The Lost Spy

About the Book

For half a century, the case of Isaiah Oggins, an American brutally murdered in 1947 on Stalin's orders, remained sealed in the secret files of the KGB and the FBI -- a footnote buried in the rubble of the Cold War. In 1992, it surfaced only briefly, when Boris Yeltsin handed over a dossier to the White House. But the real story of what happened to Isaiah "Cy" Oggins, one of the first Americans to spy for the Soviet Union, remained an elusive mystery, even to his own family.

For Andrew Meier the hunt began in 2000. While researching his acclaimed portrait of post-Soviet Russia, he heard vague rumors from elderly camp survivors of an American lost to Stalin's gulag. Meier could not know his quest would take eight years and that the story of this unknown spy, an early compatriot of Whittaker Chambers and Sidney Hook, was so exceptional that it could be mistaken for a thriller.

But fiction this is not. As Meier writes about the greatest unknown American spy before the Cold War, "this is an improbable, but true, tale.” Over time, Meier’s discoveries began to accrete, the research filling half an apartment, with declassified dossiers from archives around the world, and above all, the discovery of a surviving son had last seen his father in pre-war Paris.

The Lost Spy charts Cy Oggins’ evolution, from his birth in 1898 in a Connecticut mill-town, to his graduation from Columbia, to recruitment by Soviet operatives. Oggins embodied the left-leaning generation who came of age during World War I: a brilliant young man of immigrant Jewish roots, who, when confronted by America’s poverty and labor strife, could not sit idle. When Oggins fell in love with Nerma Berman, a Russian-born firebrand, the turn was final.

Enlisting in Stalin's secret service, the couple embarked on their perilous odyssey in 1928.

  • In Berlin, Oggins posed as a wealthy antiquarian dealer to run a strategic safe house.
  • In Paris, he spied on the surviving Romanovs.
  • In Manchuria, Oggins served behind enemy lines, spying on the Japanese occupiers and their puppet emperor, Pu-Yi, “the Last Emperor.”

By the 1930s, even if Cy and his wife Nerma dared to change course, they were trapped. For all his devotion to that "ideological delirium that possessed the planet," he too fell victim to Stalin’s merciless paranoia. After more than 8 years in the gulag, Oggins was “liquidated,” murdered by lethal injection in the KGB’s secret laboratory, his family not even informed. To this day, Oggins’s heirs do not where his remains lie.

The Lost Spy is a sterling example of investigative journalism, a luminous tale that will rewrite the history of Soviet intelligence in the West.

About the Author

Andrew Meier, a former Moscow correspondent for Time Magazine, is the author of Black Earth: A Journey Through Russia After the Fall, which was named a Book of the Year by The Economist, The Times Literary Supplement, and Publishers Weekly.

A graduate of Wesleyan and Oxford universities, Meier has reported from Russia and the former USSR for two decades.

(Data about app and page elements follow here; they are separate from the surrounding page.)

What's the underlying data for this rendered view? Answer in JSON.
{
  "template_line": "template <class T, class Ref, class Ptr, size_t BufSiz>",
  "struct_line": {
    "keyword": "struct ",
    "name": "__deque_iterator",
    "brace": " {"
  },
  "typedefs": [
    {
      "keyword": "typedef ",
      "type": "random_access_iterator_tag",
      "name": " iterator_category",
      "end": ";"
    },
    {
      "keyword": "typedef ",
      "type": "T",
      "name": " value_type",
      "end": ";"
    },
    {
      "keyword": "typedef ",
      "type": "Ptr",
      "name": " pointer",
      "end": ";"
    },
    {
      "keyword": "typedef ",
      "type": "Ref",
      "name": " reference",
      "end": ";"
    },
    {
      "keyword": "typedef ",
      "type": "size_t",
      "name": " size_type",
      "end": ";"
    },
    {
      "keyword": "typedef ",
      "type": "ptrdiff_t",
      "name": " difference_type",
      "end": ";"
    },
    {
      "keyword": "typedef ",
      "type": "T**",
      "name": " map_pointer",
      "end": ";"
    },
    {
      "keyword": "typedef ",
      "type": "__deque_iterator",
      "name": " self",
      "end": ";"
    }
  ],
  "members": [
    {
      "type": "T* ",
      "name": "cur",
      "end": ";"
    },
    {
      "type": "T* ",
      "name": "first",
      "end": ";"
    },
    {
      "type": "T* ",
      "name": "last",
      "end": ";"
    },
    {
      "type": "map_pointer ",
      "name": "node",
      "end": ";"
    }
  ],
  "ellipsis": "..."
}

He is the recipient of fellowships from the National Endowment for the Humanities, the Woodrow Wilson International Center for Scholars, and the Alicia Patterson Foundation. Most recently, Meier was a fellow at the Dorothy and Lewis B. Cullman Center for Scholars & Writers at the New York Public Library.

Meier has contributed to Harper’s, the Los Angeles Times, National Geographic, the New Republic, the New York Times Magazine, the Washington Post, among many other U.S. and international publications. A frequent commentator on the BBC, CNN, and NPR, he has also reported for PBS documentaries.

A writer-in-residence at the New School University, Meier lives in New York City.